They had emerged while I was out and were busying themselves with the construction a day's worth of joints.

Lunez was nowhere to be seen, so his 20 Dirham went unclaimed.

My confidence was returning and I happily picked my way from Chefchaouen to Fès, enjoying the quiet, easy roads skirting the feet of the Rif mountains. The landscape grew drier and harsher as I went south.

I'd found some GPS coordinates for a parking area just outside the Medina, and imagined a stressful scene similar to what I'd found in Tangier. Thankfully it was a little more spacious and less hectic, and the guard kindly led me to a fenced off area that my bike could share with some homing pigeons and a few rabid dogs.

It was a very long walk in hot and heavy gear into the depths of the old city to my hostel, but it was well worth it. What I thought was just going to be a basic hostel based on the price turned out to be a newly refurbished guest house with a huge internal courtyard, beautifully done and with staff who gave me a very warm welcome along with my obligatory sweet mint tea. They had a variety of rooms (some very luxurious) but even the dorms were very well appointed and it was a different class of tourist staying here compared to my last digs in Chef.

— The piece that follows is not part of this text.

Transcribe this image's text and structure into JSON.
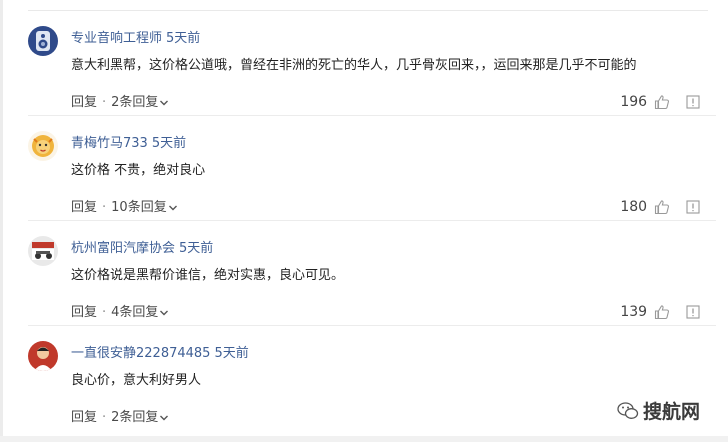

I shared a dorm room with 2 brits (Ami and Josh, siblings), a Texan (Michelle), a French-Canadian (Nicola) and a mysterious Filipino who never materialised and whose name I never learned.

Fès is highly touristed and everything in the old city centre is geared toward extracting the maximum number of Dirhams from foreigners. Despite knowing better I fell prey to a wily young tour guide who spoke great English and knew his way around the back streets. Sitting on the ruins atop the hill overlooking Fès we bonded over a shared cigarette and the speculative, positive effects of camel milk on the male libido—all part of establishing a relationship from which to leverage a donation from me later on.

A guide wasn't strictly necessary but given that I only had an hour or so to spare before sundown it turned out to be worthwhile and I got to enjoy some interesting sites, such as visiting a working tannery and a stereotypical rug factory, as well as being fed into the clutches of a snake/argan oil salesman.

Š David Baskind ¡ 2022